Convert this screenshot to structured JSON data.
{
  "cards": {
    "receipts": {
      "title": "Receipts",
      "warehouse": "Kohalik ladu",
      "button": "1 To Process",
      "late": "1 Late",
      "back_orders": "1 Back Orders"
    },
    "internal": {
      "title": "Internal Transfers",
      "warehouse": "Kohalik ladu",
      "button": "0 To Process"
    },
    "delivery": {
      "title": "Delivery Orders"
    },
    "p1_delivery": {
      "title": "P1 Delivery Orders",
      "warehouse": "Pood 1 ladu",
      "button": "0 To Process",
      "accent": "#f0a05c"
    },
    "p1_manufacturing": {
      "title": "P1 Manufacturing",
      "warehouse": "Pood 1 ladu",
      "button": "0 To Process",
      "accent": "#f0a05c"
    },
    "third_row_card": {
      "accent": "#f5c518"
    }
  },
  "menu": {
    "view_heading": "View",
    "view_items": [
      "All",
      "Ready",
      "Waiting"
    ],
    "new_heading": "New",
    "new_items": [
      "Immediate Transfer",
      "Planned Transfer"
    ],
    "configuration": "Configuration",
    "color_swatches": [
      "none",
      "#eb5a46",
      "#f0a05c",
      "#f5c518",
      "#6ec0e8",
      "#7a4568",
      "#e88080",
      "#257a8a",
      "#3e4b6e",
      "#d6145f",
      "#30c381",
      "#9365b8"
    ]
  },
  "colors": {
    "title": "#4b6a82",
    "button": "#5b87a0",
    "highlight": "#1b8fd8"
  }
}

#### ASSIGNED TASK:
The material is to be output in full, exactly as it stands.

#### SOLUTION TO THIS PROBLEM:
Convert this screenshot to structured JSON data.
{
  "cards": {
    "receipts": {
      "title": "Receipts",
      "warehouse": "Kohalik ladu",
      "button": "1 To Process",
      "late": "1 Late",
      "back_orders": "1 Back Orders"
    },
    "internal": {
      "title": "Internal Transfers",
      "warehouse": "Kohalik ladu",
      "button": "0 To Process"
    },
    "delivery": {
      "title": "Delivery Orders"
    },
    "p1_delivery": {
      "title": "P1 Delivery Orders",
      "warehouse": "Pood 1 ladu",
      "button": "0 To Process",
      "accent": "#f0a05c"
    },
    "p1_manufacturing": {
      "title": "P1 Manufacturing",
      "warehouse": "Pood 1 ladu",
      "button": "0 To Process",
      "accent": "#f0a05c"
    },
    "third_row_card": {
      "accent": "#f5c518"
    }
  },
  "menu": {
    "view_heading": "View",
    "view_items": [
      "All",
      "Ready",
      "Waiting"
    ],
    "new_heading": "New",
    "new_items": [
      "Immediate Transfer",
      "Planned Transfer"
    ],
    "configuration": "Configuration",
    "color_swatches": [
      "none",
      "#eb5a46",
      "#f0a05c",
      "#f5c518",
      "#6ec0e8",
      "#7a4568",
      "#e88080",
      "#257a8a",
      "#3e4b6e",
      "#d6145f",
      "#30c381",
      "#9365b8"
    ]
  },
  "colors": {
    "title": "#4b6a82",
    "button": "#5b87a0",
    "highlight": "#1b8fd8"
  }
}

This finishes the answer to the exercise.